Peter Liguori, a former top executive at News Corp. and Discovery Communications, is expected to be named chief executive of Tribune Co. after the company emerges from bankruptcy, according to people familiar with the matter.
Liguori is in advanced conversations with incoming owners, according to people who requested anonymity. An official announcement is expected after Tribune emerges from bankruptcy and names a new board of directors, which could occur as early as next month.
Tribune cleared a final regulatory hurdle Friday when the Federal Communications Commission granted waivers that pave the way for transfers of Tribune broadcast licenses to the eventual new owners of the company, a group led by Oaktree Capital Management, Angelo Gordon & Co. and JPMorgan Chase & Co.
The FCC's staff issued the waivers of its so-called cross-ownership rules, which restrict newspapers from combining with television and radio stations in the same market.
The waivers cover Tribune newspaper and broadcasting units in Los Angeles, Chicago, New York, South Florida and Hartford, Conn.
Liguori would succeed Eddy Hartenstein as chief executive. Hartenstein declined to comment.
Tribune, which has been in bankruptcy for almost four years, owns the Los Angeles Times and KTLA-TV Channel 5 in Los Angeles, along with the Chicago Tribune, WGN radio and television stations and other newspapers and television stations throughout the country. The 23 TV stations are considered the most valuable part of the company.
Liguori, 52, is an advisor to the private equity firm Carlyle Group. Before that, he spent much of his career in TV programming and marketing, including a stint as chief operating officer of Discovery Communications, the cable programming giant. He also has held senior programming positions at News Corp.'s Fox Broadcasting and FX networks.
Liguori, who got his start in advertising and worked in HBO's marketing and home video departments, is on the board of Yahoo.
"Peter loves the broadcast platform — ratings, scheduling and marketing strategy," David Zaslav, Discovery's chief executive, said Friday. "He's well respected in the creative community and he's genuinely a good guy. He's going back to the world that he loves."
Liguori could not be reached for comment Friday.
Liguori left Discovery at the end of last year. Though he has a strong background in programming and marketing, he has no direct experience in the day-to-day operations of newspapers or television stations, which are Tribune's primary assets. The company also has a stake in the Food Network cable channel.
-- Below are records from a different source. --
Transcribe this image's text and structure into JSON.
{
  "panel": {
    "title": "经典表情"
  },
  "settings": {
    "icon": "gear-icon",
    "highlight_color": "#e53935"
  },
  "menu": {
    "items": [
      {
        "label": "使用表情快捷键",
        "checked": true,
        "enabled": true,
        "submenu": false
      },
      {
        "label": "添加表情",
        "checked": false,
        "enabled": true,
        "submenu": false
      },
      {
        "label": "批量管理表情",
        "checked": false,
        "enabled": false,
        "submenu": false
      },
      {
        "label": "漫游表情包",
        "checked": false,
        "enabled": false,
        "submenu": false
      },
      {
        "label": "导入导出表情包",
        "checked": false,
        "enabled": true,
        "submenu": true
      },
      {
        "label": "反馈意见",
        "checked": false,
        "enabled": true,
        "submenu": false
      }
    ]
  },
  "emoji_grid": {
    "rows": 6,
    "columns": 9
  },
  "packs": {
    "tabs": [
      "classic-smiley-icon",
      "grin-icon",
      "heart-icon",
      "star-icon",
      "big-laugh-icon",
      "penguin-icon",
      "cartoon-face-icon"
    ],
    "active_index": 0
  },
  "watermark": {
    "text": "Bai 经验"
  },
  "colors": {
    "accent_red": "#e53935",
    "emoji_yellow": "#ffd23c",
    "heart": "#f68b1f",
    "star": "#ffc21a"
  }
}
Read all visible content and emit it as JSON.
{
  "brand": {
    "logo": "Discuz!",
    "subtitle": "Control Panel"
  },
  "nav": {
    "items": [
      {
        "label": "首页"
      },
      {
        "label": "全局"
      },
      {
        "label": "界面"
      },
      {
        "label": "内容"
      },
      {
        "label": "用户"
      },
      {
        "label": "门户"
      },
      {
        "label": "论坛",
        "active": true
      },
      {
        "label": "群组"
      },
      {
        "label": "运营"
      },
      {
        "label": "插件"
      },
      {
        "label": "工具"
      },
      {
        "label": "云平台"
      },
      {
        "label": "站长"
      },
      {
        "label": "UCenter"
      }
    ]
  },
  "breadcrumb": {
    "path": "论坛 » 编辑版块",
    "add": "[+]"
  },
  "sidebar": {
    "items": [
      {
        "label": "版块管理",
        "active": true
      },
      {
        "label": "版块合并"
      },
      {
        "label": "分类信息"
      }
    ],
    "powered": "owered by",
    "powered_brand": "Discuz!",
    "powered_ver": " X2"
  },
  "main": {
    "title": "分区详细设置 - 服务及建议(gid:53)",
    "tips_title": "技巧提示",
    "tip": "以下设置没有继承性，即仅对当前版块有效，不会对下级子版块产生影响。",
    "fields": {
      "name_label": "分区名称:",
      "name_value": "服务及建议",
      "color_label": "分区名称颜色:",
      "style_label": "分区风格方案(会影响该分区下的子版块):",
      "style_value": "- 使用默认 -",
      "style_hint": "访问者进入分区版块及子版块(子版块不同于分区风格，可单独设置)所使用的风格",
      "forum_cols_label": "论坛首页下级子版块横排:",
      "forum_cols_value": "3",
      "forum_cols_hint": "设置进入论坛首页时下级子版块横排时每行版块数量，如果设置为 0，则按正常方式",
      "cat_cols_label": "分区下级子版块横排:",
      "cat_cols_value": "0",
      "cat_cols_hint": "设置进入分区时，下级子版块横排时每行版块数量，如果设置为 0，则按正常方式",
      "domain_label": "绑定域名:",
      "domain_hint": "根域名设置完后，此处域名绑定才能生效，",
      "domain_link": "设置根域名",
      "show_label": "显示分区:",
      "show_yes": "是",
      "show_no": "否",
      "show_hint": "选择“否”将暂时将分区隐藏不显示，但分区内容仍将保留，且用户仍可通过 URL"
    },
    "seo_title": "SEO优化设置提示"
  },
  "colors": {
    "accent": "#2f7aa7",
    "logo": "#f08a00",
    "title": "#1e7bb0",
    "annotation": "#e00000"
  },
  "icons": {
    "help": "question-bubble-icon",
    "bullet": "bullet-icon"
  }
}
Liguori will face myriad challenges in reshaping Tribune for the digital age. He also will have to balance the agendas of three owners who may have differing priorities for running the company.
Liguori, an ardent baseball fan, plans to focus heavily on superstation WGN, which broadcasts Chicago Cubs games, bolstering the channel's programming to make it more attractive to advertisers and distributors, according to people close to Liguori.
The new owners of Tribune eventually could sell the newspapers.
The buyer most often mentioned is Rupert Murdoch's News Corp. Murdoch has long had an interest in The Los Angeles Times and would like to buy both The Times and the Chicago Tribune, according to people familiar with Murdoch's plans.
The two newspapers would complement News Corp.'s current holdings, which include the Wall Street Journal and New York Post.
Aaron Kushner, a new owner and publisher of the Orange County Register, also has expressed interest in acquiring The Times.
Oaktree and Angelo Gordon bought up the distressed company's debt while JPMorgan was the lead lender for the leveraged buyout in late 2007 that installed Chicago real estate magnate Sam Zell as the head of the company.
But within a year, the ad market collapsed and Tribune found itself in Chapter 11 proceedings unable to meet its debt obligations.
When Tribune emerges from bankruptcy, Oaktree will be the largest shareholder with about 20% of the equity. Angelo Gordon and JPMorgan will have about 10% each.
Times staff writers Jim Puzzanghera in Washington, and Dawn C. Chmielewski and Walter Hamilton, both in Los Angeles, contributed to this report.